The place feels at home in the East Village, on the fringe of the Lower East Side, which is to say it has a certain hipness to it. It's right across the street from Peels, the Freeman's affiliate, and very much seems like a place patron's of Freeman's would go to for pizza.

Can a place serving - and being served by - hipsters have good pizza?

The margherita was fairly solid, although the crust was anything but solid (more on that later). The sauce was "bright." Basically every review of pizza I come across describes the sauce as bright, so I thought I might as well, too. The fresh mozzarella was "creamy" (again, most pizza reviews describe the cheese as creamy) with a hint of nuttiness. All in all, pretty flavorful and good.

Now, about that crust. Like the "bright" sauce and "creamy" mozzarella, it was flavorful. Consistency-wise, though, it was limp and pliable. It was so soft and bendable, in fact, that I was surprised it held up the sauce and cheese without giving way and tearing.

I am well-accustomed to Naples-style pizzas, which tend to be wetter and softer, particularly in the center. Robert Sietsema, in his recent review of Barboncino (which I went to a few months ago and liked), quotes Yeats: "things fall apart; the center cannot hold."  This seemed different in that it wasn't particularly wet, but rather the entire crust seemed to lack a super-structure, if you will. Not only did the center not hold; nor did the outer rims. This is not to say it ruined the experience of the pizza, but there was something slightly disconcerting about it, and I am not one to obsess about crust.

So that's that.
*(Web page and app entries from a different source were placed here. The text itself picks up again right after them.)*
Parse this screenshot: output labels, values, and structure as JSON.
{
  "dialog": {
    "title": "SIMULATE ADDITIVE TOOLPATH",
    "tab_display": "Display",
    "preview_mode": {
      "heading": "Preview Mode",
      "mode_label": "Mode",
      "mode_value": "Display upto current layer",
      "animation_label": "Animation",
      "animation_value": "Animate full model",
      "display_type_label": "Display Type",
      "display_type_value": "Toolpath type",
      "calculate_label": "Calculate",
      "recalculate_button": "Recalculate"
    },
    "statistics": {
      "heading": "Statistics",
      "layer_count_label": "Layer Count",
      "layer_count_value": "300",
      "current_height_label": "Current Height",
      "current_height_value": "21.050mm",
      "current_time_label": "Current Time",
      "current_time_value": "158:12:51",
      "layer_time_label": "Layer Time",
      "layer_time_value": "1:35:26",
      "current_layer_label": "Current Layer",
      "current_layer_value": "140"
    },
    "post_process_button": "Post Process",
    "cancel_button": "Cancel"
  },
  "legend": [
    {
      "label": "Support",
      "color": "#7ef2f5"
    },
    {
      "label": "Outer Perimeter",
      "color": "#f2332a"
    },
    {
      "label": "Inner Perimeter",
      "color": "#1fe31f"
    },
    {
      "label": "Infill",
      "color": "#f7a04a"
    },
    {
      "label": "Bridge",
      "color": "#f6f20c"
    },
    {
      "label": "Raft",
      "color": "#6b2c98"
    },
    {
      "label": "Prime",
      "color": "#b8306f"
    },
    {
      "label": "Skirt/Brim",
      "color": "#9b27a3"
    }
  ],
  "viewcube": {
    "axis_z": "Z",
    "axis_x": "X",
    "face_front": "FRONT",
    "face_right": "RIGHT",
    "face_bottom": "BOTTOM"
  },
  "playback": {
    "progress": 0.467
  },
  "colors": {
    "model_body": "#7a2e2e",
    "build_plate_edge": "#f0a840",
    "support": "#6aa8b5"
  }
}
And now the Cream portion of this broadcast.

I had been to the Forcella outpost in Brooklyn twice, and each time had one of the most magnificent creams of my life. It was a millefoglie, or what the French call mille-feuille. And what is this thing the French call by this name? In short, layers of cream and flakey pastry. The versions I had at Forcella in Brooklyn was nothing short of layered bliss, the thin shards of pastry adding an ever-so-light and buttery substantiveness that played off the pillows of whipped cream. Really, a combination as perfect as chocolate and peanut butter or apples and cinnamon.

The version I had this evening at the Manhattan branch paled in comparison.  Do not get me wrong: it was enjoyable.  But rather than cream, the dessert was composed with custard.  Far be it from me to disparage custard, but the cream version I've had in Brooklyn is superior.
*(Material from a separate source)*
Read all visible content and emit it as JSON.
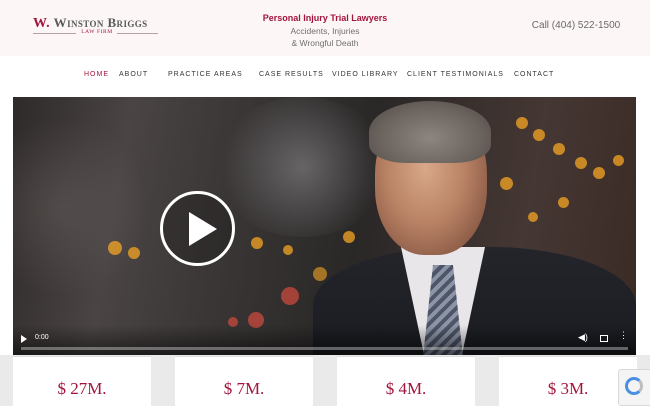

Anyhow, at $7, the millefoglie was 3.5 times more expensive than the pizza, but $9 is a fine price to pay for an imperfect but still very enjoyable meal.  Again, we must take what we can get in this life.